[Dataset entries]
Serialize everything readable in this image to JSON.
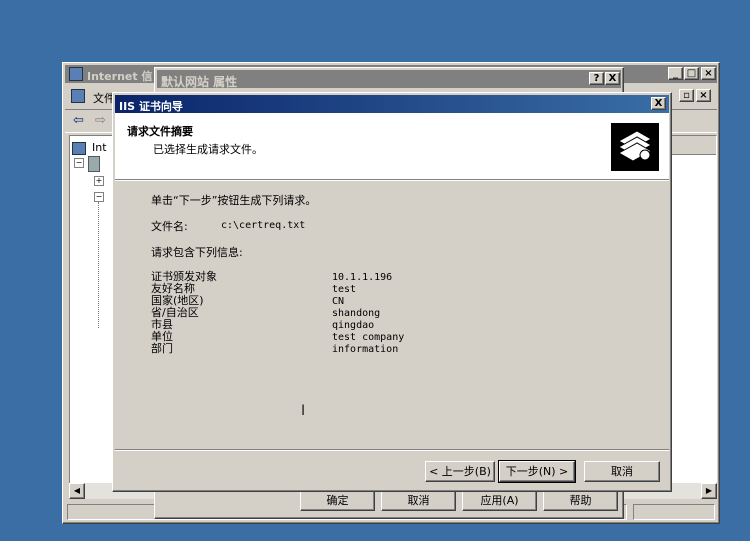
{
  "mmc": {
    "title": "Internet 信",
    "menu_label": "文件",
    "tree_root": "Int"
  },
  "props": {
    "title": "默认网站 属性",
    "help_glyph": "?",
    "close_glyph": "X",
    "buttons": {
      "ok": "确定",
      "cancel": "取消",
      "apply": "应用(A)",
      "help": "帮助"
    }
  },
  "wizard": {
    "title": "IIS 证书向导",
    "close_glyph": "X",
    "header": {
      "title": "请求文件摘要",
      "subtitle": "已选择生成请求文件。"
    },
    "instruction": "单击“下一步”按钮生成下列请求。",
    "file_label": "文件名:",
    "file_value": "c:\\certreq.txt",
    "info_label": "请求包含下列信息:",
    "info": [
      {
        "label": "证书颁发对象",
        "value": "10.1.1.196"
      },
      {
        "label": "友好名称",
        "value": "test"
      },
      {
        "label": "国家(地区)",
        "value": "CN"
      },
      {
        "label": "省/自治区",
        "value": "shandong"
      },
      {
        "label": "市县",
        "value": "qingdao"
      },
      {
        "label": "单位",
        "value": "test company"
      },
      {
        "label": "部门",
        "value": "information"
      }
    ],
    "buttons": {
      "back": "< 上一步(B)",
      "next": "下一步(N) >",
      "cancel": "取消"
    }
  }
}
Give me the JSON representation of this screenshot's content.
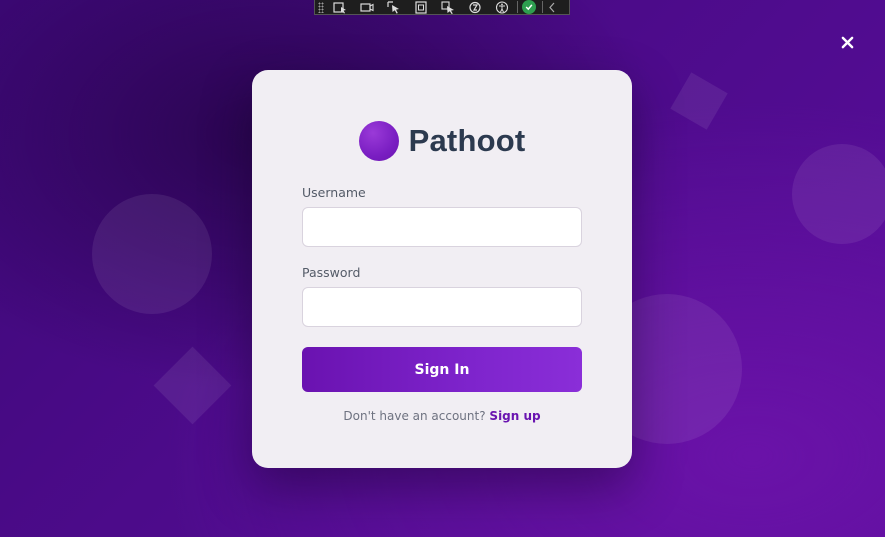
{
  "brand": {
    "name": "Pathoot",
    "logo_color": "#7a1ec2"
  },
  "form": {
    "username_label": "Username",
    "username_value": "",
    "password_label": "Password",
    "password_value": "",
    "submit_label": "Sign In"
  },
  "footer": {
    "prompt": "Don't have an account?",
    "signup_label": "Sign up"
  },
  "overlay": {
    "close_symbol": "✕"
  },
  "toolbar": {
    "icons": [
      "grip-icon",
      "select-element-icon",
      "video-icon",
      "pointer-select-icon",
      "frame-icon",
      "pointer-frame-icon",
      "hot-reload-icon",
      "accessibility-icon",
      "check-icon",
      "collapse-chevron-icon"
    ]
  },
  "colors": {
    "background": "#4c0b8a",
    "card": "#f1eef3",
    "accent": "#7e24cc",
    "title_text": "#2c3a4f"
  }
}
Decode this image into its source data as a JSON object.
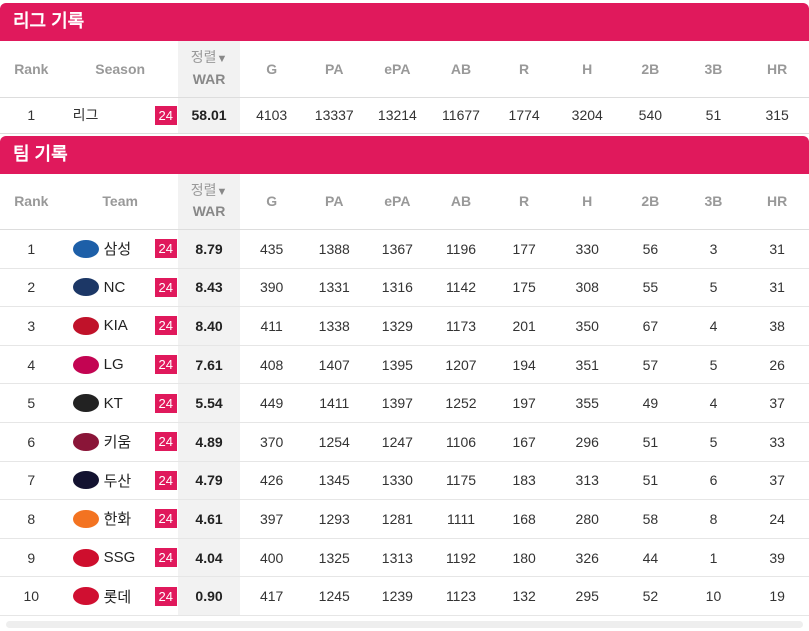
{
  "league": {
    "title": "리그 기록",
    "sort_label": "정렬",
    "columns": [
      "Rank",
      "Season",
      "WAR",
      "G",
      "PA",
      "ePA",
      "AB",
      "R",
      "H",
      "2B",
      "3B",
      "HR"
    ],
    "row": {
      "rank": "1",
      "season": "리그",
      "badge": "24",
      "war": "58.01",
      "stats": [
        "4103",
        "13337",
        "13214",
        "11677",
        "1774",
        "3204",
        "540",
        "51",
        "315"
      ]
    }
  },
  "team": {
    "title": "팀 기록",
    "sort_label": "정렬",
    "columns": [
      "Rank",
      "Team",
      "WAR",
      "G",
      "PA",
      "ePA",
      "AB",
      "R",
      "H",
      "2B",
      "3B",
      "HR"
    ],
    "rows": [
      {
        "rank": "1",
        "name": "삼성",
        "logo": "lions-logo",
        "color": "#1d5fa8",
        "badge": "24",
        "war": "8.79",
        "stats": [
          "435",
          "1388",
          "1367",
          "1196",
          "177",
          "330",
          "56",
          "3",
          "31"
        ]
      },
      {
        "rank": "2",
        "name": "NC",
        "logo": "dinos-logo",
        "color": "#1c3766",
        "badge": "24",
        "war": "8.43",
        "stats": [
          "390",
          "1331",
          "1316",
          "1142",
          "175",
          "308",
          "55",
          "5",
          "31"
        ]
      },
      {
        "rank": "3",
        "name": "KIA",
        "logo": "tigers-logo",
        "color": "#c0122a",
        "badge": "24",
        "war": "8.40",
        "stats": [
          "411",
          "1338",
          "1329",
          "1173",
          "201",
          "350",
          "67",
          "4",
          "38"
        ]
      },
      {
        "rank": "4",
        "name": "LG",
        "logo": "twins-logo",
        "color": "#c30452",
        "badge": "24",
        "war": "7.61",
        "stats": [
          "408",
          "1407",
          "1395",
          "1207",
          "194",
          "351",
          "57",
          "5",
          "26"
        ]
      },
      {
        "rank": "5",
        "name": "KT",
        "logo": "wiz-logo",
        "color": "#222222",
        "badge": "24",
        "war": "5.54",
        "stats": [
          "449",
          "1411",
          "1397",
          "1252",
          "197",
          "355",
          "49",
          "4",
          "37"
        ]
      },
      {
        "rank": "6",
        "name": "키움",
        "logo": "heroes-logo",
        "color": "#8a1538",
        "badge": "24",
        "war": "4.89",
        "stats": [
          "370",
          "1254",
          "1247",
          "1106",
          "167",
          "296",
          "51",
          "5",
          "33"
        ]
      },
      {
        "rank": "7",
        "name": "두산",
        "logo": "bears-logo",
        "color": "#131230",
        "badge": "24",
        "war": "4.79",
        "stats": [
          "426",
          "1345",
          "1330",
          "1175",
          "183",
          "313",
          "51",
          "6",
          "37"
        ]
      },
      {
        "rank": "8",
        "name": "한화",
        "logo": "eagles-logo",
        "color": "#f37321",
        "badge": "24",
        "war": "4.61",
        "stats": [
          "397",
          "1293",
          "1281",
          "1111",
          "168",
          "280",
          "58",
          "8",
          "24"
        ]
      },
      {
        "rank": "9",
        "name": "SSG",
        "logo": "landers-logo",
        "color": "#ce0e2d",
        "badge": "24",
        "war": "4.04",
        "stats": [
          "400",
          "1325",
          "1313",
          "1192",
          "180",
          "326",
          "44",
          "1",
          "39"
        ]
      },
      {
        "rank": "10",
        "name": "롯데",
        "logo": "giants-logo",
        "color": "#d00f31",
        "badge": "24",
        "war": "0.90",
        "stats": [
          "417",
          "1245",
          "1239",
          "1123",
          "132",
          "295",
          "52",
          "10",
          "19"
        ]
      }
    ]
  }
}
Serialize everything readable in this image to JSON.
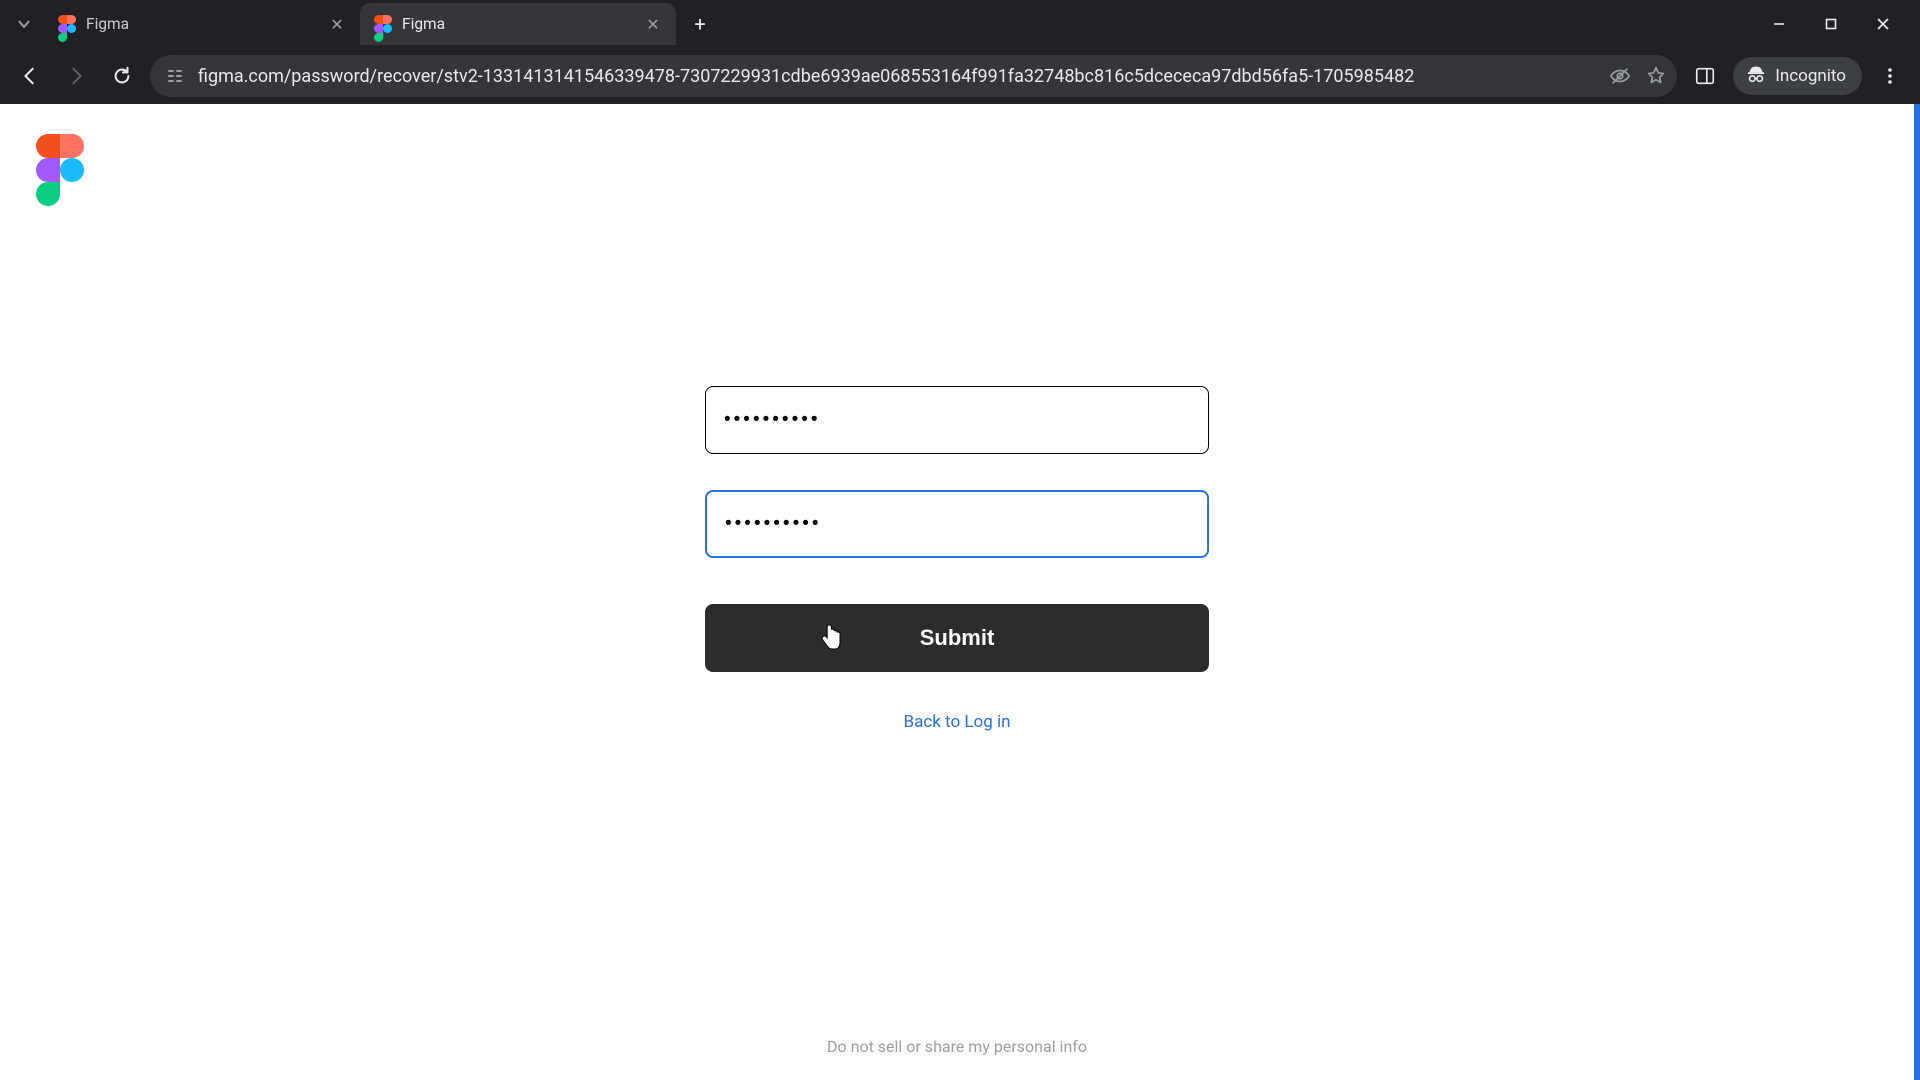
{
  "browser": {
    "tabs": [
      {
        "title": "Figma",
        "active": false
      },
      {
        "title": "Figma",
        "active": true
      }
    ],
    "url": "figma.com/password/recover/stv2-1331413141546339478-7307229931cdbe6939ae068553164f991fa32748bc816c5dcececa97dbd56fa5-1705985482",
    "incognito_label": "Incognito"
  },
  "form": {
    "password1_value": "••••••••••",
    "password2_value": "••••••••••",
    "submit_label": "Submit",
    "back_link_label": "Back to Log in"
  },
  "footer": {
    "do_not_sell": "Do not sell or share my personal info"
  }
}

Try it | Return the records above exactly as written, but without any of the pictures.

Response to the task |
Serialize everything readable in this image to JSON.
{
  "mmc": {
    "title": "Internet 信",
    "menu_label": "文件",
    "tree_root": "Int"
  },
  "props": {
    "title": "默认网站 属性",
    "help_glyph": "?",
    "close_glyph": "X",
    "buttons": {
      "ok": "确定",
      "cancel": "取消",
      "apply": "应用(A)",
      "help": "帮助"
    }
  },
  "wizard": {
    "title": "IIS 证书向导",
    "close_glyph": "X",
    "header": {
      "title": "请求文件摘要",
      "subtitle": "已选择生成请求文件。"
    },
    "instruction": "单击“下一步”按钮生成下列请求。",
    "file_label": "文件名:",
    "file_value": "c:\\certreq.txt",
    "info_label": "请求包含下列信息:",
    "info": [
      {
        "label": "证书颁发对象",
        "value": "10.1.1.196"
      },
      {
        "label": "友好名称",
        "value": "test"
      },
      {
        "label": "国家(地区)",
        "value": "CN"
      },
      {
        "label": "省/自治区",
        "value": "shandong"
      },
      {
        "label": "市县",
        "value": "qingdao"
      },
      {
        "label": "单位",
        "value": "test company"
      },
      {
        "label": "部门",
        "value": "information"
      }
    ],
    "buttons": {
      "back": "< 上一步(B)",
      "next": "下一步(N) >",
      "cancel": "取消"
    }
  }
}
Give me the JSON representation of this screenshot's content.
{
  "brand": {
    "name": "Pathoot",
    "logo_color": "#7a1ec2"
  },
  "form": {
    "username_label": "Username",
    "username_value": "",
    "password_label": "Password",
    "password_value": "",
    "submit_label": "Sign In"
  },
  "footer": {
    "prompt": "Don't have an account?",
    "signup_label": "Sign up"
  },
  "overlay": {
    "close_symbol": "✕"
  },
  "toolbar": {
    "icons": [
      "grip-icon",
      "select-element-icon",
      "video-icon",
      "pointer-select-icon",
      "frame-icon",
      "pointer-frame-icon",
      "hot-reload-icon",
      "accessibility-icon",
      "check-icon",
      "collapse-chevron-icon"
    ]
  },
  "colors": {
    "background": "#4c0b8a",
    "card": "#f1eef3",
    "accent": "#7e24cc",
    "title_text": "#2c3a4f"
  }
}
Decode this image into its source data as a JSON object.
{
  "league": {
    "title": "리그 기록",
    "sort_label": "정렬",
    "columns": [
      "Rank",
      "Season",
      "WAR",
      "G",
      "PA",
      "ePA",
      "AB",
      "R",
      "H",
      "2B",
      "3B",
      "HR"
    ],
    "row": {
      "rank": "1",
      "season": "리그",
      "badge": "24",
      "war": "58.01",
      "stats": [
        "4103",
        "13337",
        "13214",
        "11677",
        "1774",
        "3204",
        "540",
        "51",
        "315"
      ]
    }
  },
  "team": {
    "title": "팀 기록",
    "sort_label": "정렬",
    "columns": [
      "Rank",
      "Team",
      "WAR",
      "G",
      "PA",
      "ePA",
      "AB",
      "R",
      "H",
      "2B",
      "3B",
      "HR"
    ],
    "rows": [
      {
        "rank": "1",
        "name": "삼성",
        "logo": "lions-logo",
        "color": "#1d5fa8",
        "badge": "24",
        "war": "8.79",
        "stats": [
          "435",
          "1388",
          "1367",
          "1196",
          "177",
          "330",
          "56",
          "3",
          "31"
        ]
      },
      {
        "rank": "2",
        "name": "NC",
        "logo": "dinos-logo",
        "color": "#1c3766",
        "badge": "24",
        "war": "8.43",
        "stats": [
          "390",
          "1331",
          "1316",
          "1142",
          "175",
          "308",
          "55",
          "5",
          "31"
        ]
      },
      {
        "rank": "3",
        "name": "KIA",
        "logo": "tigers-logo",
        "color": "#c0122a",
        "badge": "24",
        "war": "8.40",
        "stats": [
          "411",
          "1338",
          "1329",
          "1173",
          "201",
          "350",
          "67",
          "4",
          "38"
        ]
      },
      {
        "rank": "4",
        "name": "LG",
        "logo": "twins-logo",
        "color": "#c30452",
        "badge": "24",
        "war": "7.61",
        "stats": [
          "408",
          "1407",
          "1395",
          "1207",
          "194",
          "351",
          "57",
          "5",
          "26"
        ]
      },
      {
        "rank": "5",
        "name": "KT",
        "logo": "wiz-logo",
        "color": "#222222",
        "badge": "24",
        "war": "5.54",
        "stats": [
          "449",
          "1411",
          "1397",
          "1252",
          "197",
          "355",
          "49",
          "4",
          "37"
        ]
      },
      {
        "rank": "6",
        "name": "키움",
        "logo": "heroes-logo",
        "color": "#8a1538",
        "badge": "24",
        "war": "4.89",
        "stats": [
          "370",
          "1254",
          "1247",
          "1106",
          "167",
          "296",
          "51",
          "5",
          "33"
        ]
      },
      {
        "rank": "7",
        "name": "두산",
        "logo": "bears-logo",
        "color": "#131230",
        "badge": "24",
        "war": "4.79",
        "stats": [
          "426",
          "1345",
          "1330",
          "1175",
          "183",
          "313",
          "51",
          "6",
          "37"
        ]
      },
      {
        "rank": "8",
        "name": "한화",
        "logo": "eagles-logo",
        "color": "#f37321",
        "badge": "24",
        "war": "4.61",
        "stats": [
          "397",
          "1293",
          "1281",
          "1111",
          "168",
          "280",
          "58",
          "8",
          "24"
        ]
      },
      {
        "rank": "9",
        "name": "SSG",
        "logo": "landers-logo",
        "color": "#ce0e2d",
        "badge": "24",
        "war": "4.04",
        "stats": [
          "400",
          "1325",
          "1313",
          "1192",
          "180",
          "326",
          "44",
          "1",
          "39"
        ]
      },
      {
        "rank": "10",
        "name": "롯데",
        "logo": "giants-logo",
        "color": "#d00f31",
        "badge": "24",
        "war": "0.90",
        "stats": [
          "417",
          "1245",
          "1239",
          "1123",
          "132",
          "295",
          "52",
          "10",
          "19"
        ]
      }
    ]
  }
}
Serialize everything readable in this image to JSON.
{
  "browser": {
    "tabs": [
      {
        "title": "Figma",
        "active": false
      },
      {
        "title": "Figma",
        "active": true
      }
    ],
    "url": "figma.com/password/recover/stv2-1331413141546339478-7307229931cdbe6939ae068553164f991fa32748bc816c5dcececa97dbd56fa5-1705985482",
    "incognito_label": "Incognito"
  },
  "form": {
    "password1_value": "••••••••••",
    "password2_value": "••••••••••",
    "submit_label": "Submit",
    "back_link_label": "Back to Log in"
  },
  "footer": {
    "do_not_sell": "Do not sell or share my personal info"
  }
}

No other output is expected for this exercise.